Texas bracing for a ripple effect as oil price falls

Global Business

States dependent on oil and gas revenue are bracing for a ripple effect from falling oil prices. CCTV America’s Ginger Vaughn reported this story from Houston.

Texas bracing for a ripple effect as oil price falls

States dependent on oil and gas revenue are bracing for a ripple effect from falling oil prices. CCTV America’s Ginger Vaughn reported this story from Houston.

In Texas, the price of regular gas has tumbled to less than $1.6 a gallon, or 3.8 liters, which is great for consumers, but less for this state. Oil production has made Texas the world’s 14th largest economy, ahead of Spain, Indonesia and Iran.

Three of the top ten Fortune 500 companies are oil companies headquartered in Houston.

“First, they are going to cut their capital budget, so that means essentially defer some projects that otherwise would have been on the fast burner, and in the ‘shales’ where the big effect will happen, the companies will end up lowering the number of wells they drill a year, just concentrating on the best possible of wells,” Chris Ross, executive professor at the University of Houston said.

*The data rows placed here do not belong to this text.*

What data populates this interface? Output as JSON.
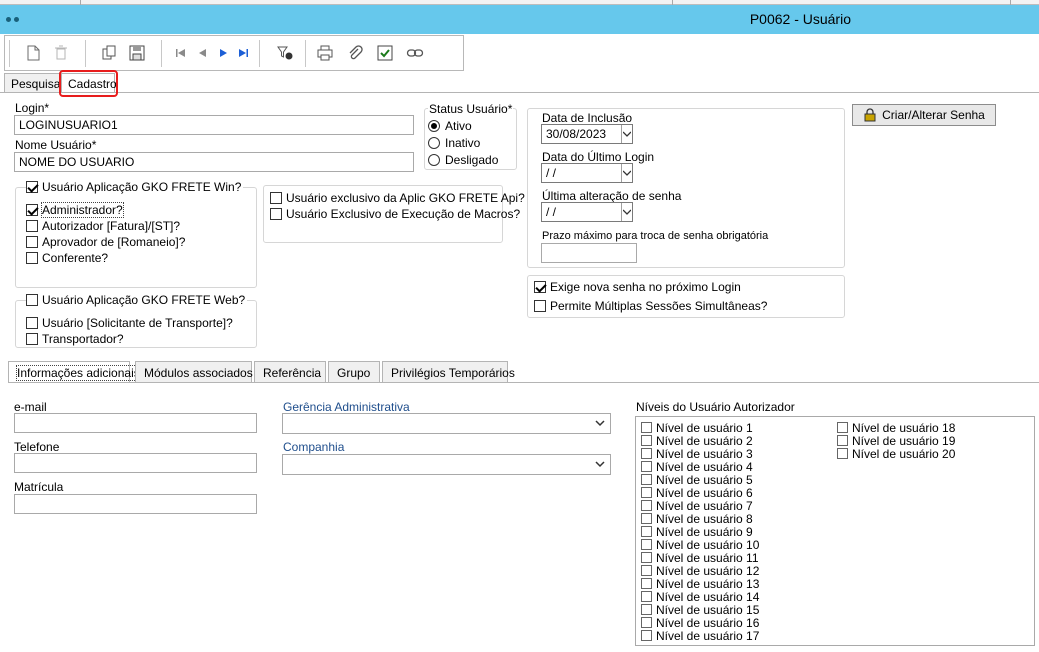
{
  "window": {
    "title": "P0062 - Usuário"
  },
  "toolbar": {
    "icons": [
      "new-document-icon",
      "delete-icon",
      "copy-icon",
      "save-icon",
      "first-record-icon",
      "previous-record-icon",
      "next-record-icon",
      "last-record-icon",
      "search-filter-icon",
      "print-icon",
      "attach-icon",
      "confirm-icon",
      "link-icon"
    ]
  },
  "tabs": {
    "pesquisa": "Pesquisa",
    "cadastro": "Cadastro"
  },
  "form": {
    "login_label": "Login*",
    "login_value": "LOGINUSUARIO1",
    "nome_label": "Nome Usuário*",
    "nome_value": "NOME DO USUARIO"
  },
  "status": {
    "label": "Status Usuário*",
    "ativo": "Ativo",
    "inativo": "Inativo",
    "desligado": "Desligado",
    "selected": "Ativo"
  },
  "win_group": {
    "header": "Usuário Aplicação GKO FRETE Win?",
    "header_checked": true,
    "administrador": "Administrador?",
    "autorizador": "Autorizador [Fatura]/[ST]?",
    "aprovador": "Aprovador de [Romaneio]?",
    "conferente": "Conferente?"
  },
  "api_group": {
    "api": "Usuário exclusivo da Aplic GKO FRETE Api?",
    "macros": "Usuário Exclusivo de Execução de Macros?"
  },
  "web_group": {
    "header": "Usuário Aplicação GKO FRETE Web?",
    "solicitante": "Usuário [Solicitante de Transporte]?",
    "transportador": "Transportador?"
  },
  "dates": {
    "inclusao_label": "Data de Inclusão",
    "inclusao_value": "30/08/2023",
    "ultimo_login_label": "Data do Último Login",
    "ultimo_login_value": " /  /",
    "ultima_alteracao_label": "Última alteração de senha",
    "ultima_alteracao_value": " /  /",
    "prazo_label": "Prazo máximo para troca de senha obrigatória",
    "prazo_value": ""
  },
  "senha_button": "Criar/Alterar Senha",
  "options": {
    "exige_nova_senha": "Exige nova senha no próximo Login",
    "multiplas_sessoes": "Permite Múltiplas Sessões Simultâneas?"
  },
  "subtabs": {
    "info": "Informações adicionais",
    "modulos": "Módulos associados",
    "referencia": "Referência",
    "grupo": "Grupo",
    "privilegios": "Privilégios Temporários"
  },
  "info": {
    "email_label": "e-mail",
    "telefone_label": "Telefone",
    "matricula_label": "Matrícula",
    "gerencia_label": "Gerência Administrativa",
    "companhia_label": "Companhia",
    "niveis_label": "Níveis do Usuário Autorizador"
  },
  "levels": [
    "Nível de usuário 1",
    "Nível de usuário 2",
    "Nível de usuário 3",
    "Nível de usuário 4",
    "Nível de usuário 5",
    "Nível de usuário 6",
    "Nível de usuário 7",
    "Nível de usuário 8",
    "Nível de usuário 9",
    "Nível de usuário 10",
    "Nível de usuário 11",
    "Nível de usuário 12",
    "Nível de usuário 13",
    "Nível de usuário 14",
    "Nível de usuário 15",
    "Nível de usuário 16",
    "Nível de usuário 17",
    "Nível de usuário 18",
    "Nível de usuário 19",
    "Nível de usuário 20"
  ],
  "colors": {
    "titlebar": "#66c8ec",
    "highlight": "#e81d1d",
    "link_label": "#1f4e8c"
  }
}
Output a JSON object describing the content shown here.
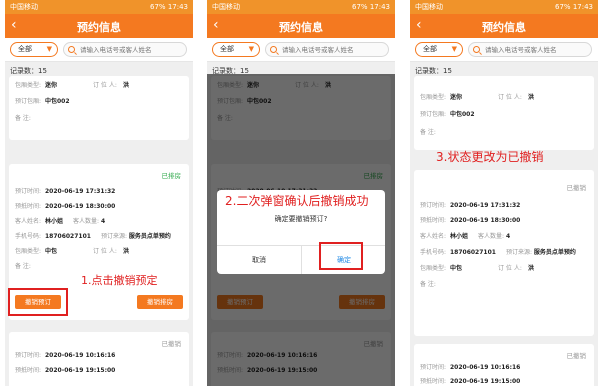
{
  "status_bar": {
    "carrier": "中国移动",
    "battery": "67%",
    "time": "17:43"
  },
  "header": {
    "back_icon": "‹",
    "title": "预约信息"
  },
  "filter": {
    "select_value": "全部",
    "search_placeholder": "请输入电话号或客人姓名"
  },
  "record_count": "记录数：15",
  "labels": {
    "create_time": "预订时间:",
    "arrive_time": "预抵时间:",
    "guest_name": "客人姓名:",
    "guest_count": "客人数量:",
    "phone": "手机号码:",
    "source": "预订来源:",
    "room_type": "包厢类型:",
    "booker": "订 位 人:",
    "room": "预订包厢:",
    "remark": "备    注:"
  },
  "top_card": {
    "room_type": "迷你",
    "booker": "洪",
    "room": "中包002"
  },
  "main_card": {
    "status_arranged": "已排房",
    "status_cancelled": "已撤销",
    "create_time": "2020-06-19 17:31:32",
    "arrive_time": "2020-06-19 18:30:00",
    "guest_name": "林小姐",
    "guest_count": "4",
    "phone": "18706027101",
    "source": "服务员点单预约",
    "room_type": "中包",
    "booker": "洪",
    "cancel_button": "撤销预订",
    "cancel_arrange_button": "撤销排房"
  },
  "bottom_card": {
    "status": "已撤销",
    "create_time": "2020-06-19 10:16:16",
    "arrive_time": "2020-06-19 19:15:00"
  },
  "dialog": {
    "message": "确定要撤销预订?",
    "cancel": "取消",
    "confirm": "确定"
  },
  "annotations": {
    "step1": "1.点击撤销预定",
    "step2": "2.二次弹窗确认后撤销成功",
    "step3": "3.状态更改为已撤销"
  },
  "colors": {
    "brand_orange": "#f47920",
    "status_green": "#2ea84a",
    "annotation_red": "#e02020"
  }
}
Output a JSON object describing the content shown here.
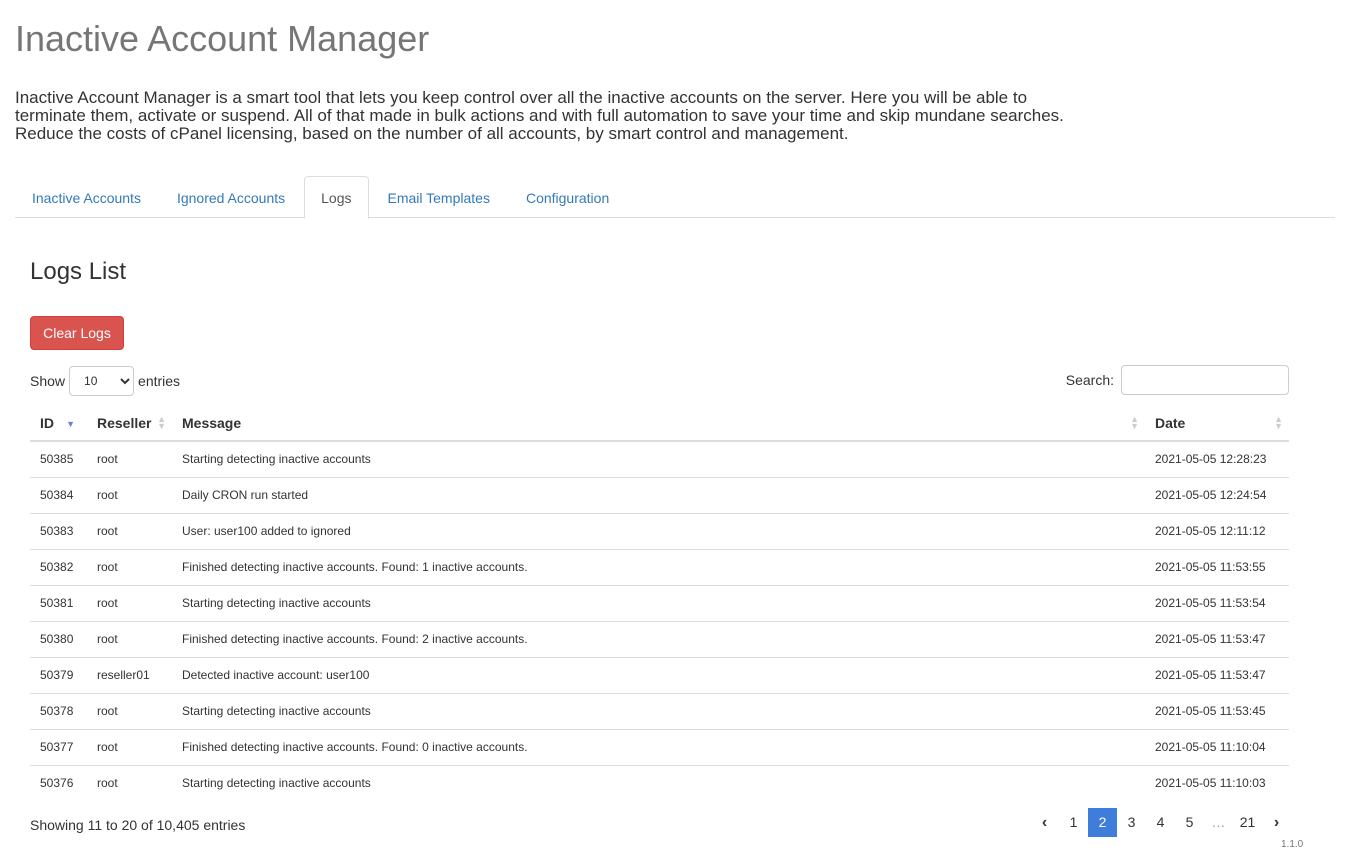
{
  "header": {
    "title": "Inactive Account Manager",
    "description": "Inactive Account Manager is a smart tool that lets you keep control over all the inactive accounts on the server. Here you will be able to terminate them, activate or suspend. All of that made in bulk actions and with full automation to save your time and skip mundane searches. Reduce the costs of cPanel licensing, based on the number of all accounts, by smart control and management."
  },
  "tabs": [
    {
      "label": "Inactive Accounts",
      "active": false
    },
    {
      "label": "Ignored Accounts",
      "active": false
    },
    {
      "label": "Logs",
      "active": true
    },
    {
      "label": "Email Templates",
      "active": false
    },
    {
      "label": "Configuration",
      "active": false
    }
  ],
  "logs": {
    "title": "Logs List",
    "clear_button": "Clear Logs",
    "show_label": "Show",
    "entries_label": "entries",
    "page_length": "10",
    "search_label": "Search:",
    "search_value": "",
    "columns": [
      "ID",
      "Reseller",
      "Message",
      "Date"
    ],
    "rows": [
      {
        "id": "50385",
        "reseller": "root",
        "message": "Starting detecting inactive accounts",
        "date": "2021-05-05 12:28:23"
      },
      {
        "id": "50384",
        "reseller": "root",
        "message": "Daily CRON run started",
        "date": "2021-05-05 12:24:54"
      },
      {
        "id": "50383",
        "reseller": "root",
        "message": "User: user100 added to ignored",
        "date": "2021-05-05 12:11:12"
      },
      {
        "id": "50382",
        "reseller": "root",
        "message": "Finished detecting inactive accounts. Found: 1 inactive accounts.",
        "date": "2021-05-05 11:53:55"
      },
      {
        "id": "50381",
        "reseller": "root",
        "message": "Starting detecting inactive accounts",
        "date": "2021-05-05 11:53:54"
      },
      {
        "id": "50380",
        "reseller": "root",
        "message": "Finished detecting inactive accounts. Found: 2 inactive accounts.",
        "date": "2021-05-05 11:53:47"
      },
      {
        "id": "50379",
        "reseller": "reseller01",
        "message": "Detected inactive account: user100",
        "date": "2021-05-05 11:53:47"
      },
      {
        "id": "50378",
        "reseller": "root",
        "message": "Starting detecting inactive accounts",
        "date": "2021-05-05 11:53:45"
      },
      {
        "id": "50377",
        "reseller": "root",
        "message": "Finished detecting inactive accounts. Found: 0 inactive accounts.",
        "date": "2021-05-05 11:10:04"
      },
      {
        "id": "50376",
        "reseller": "root",
        "message": "Starting detecting inactive accounts",
        "date": "2021-05-05 11:10:03"
      }
    ],
    "info": "Showing 11 to 20 of 10,405 entries",
    "pagination": {
      "prev_icon": "chevron-left-icon",
      "next_icon": "chevron-right-icon",
      "pages": [
        "1",
        "2",
        "3",
        "4",
        "5",
        "…",
        "21"
      ],
      "current": "2"
    }
  },
  "version": "1.1.0"
}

Since June, the price of West Texas Intermediate crude oil has been cut in half. Oil companies aren’t renewing contracts for drilling off the Texas coast.

In Houston, that means layoffs. Oil company Hercules Offshore said it will lay off more than 300 of its employees, a cut that represents 15 percent of the company’s total workforce, according to the Wall Street Journal.

By some estimates, one of these Texas energy jobs has same the purchasing power of three non-energy ones.

The overall U.S. economy may weather the plunge. While some U.S. officials said the average American household will spend around $550 less a year on gas this year than last year, a lot of that spare cash will be spent on shopping and restaurants, according to the Wall Street Journal.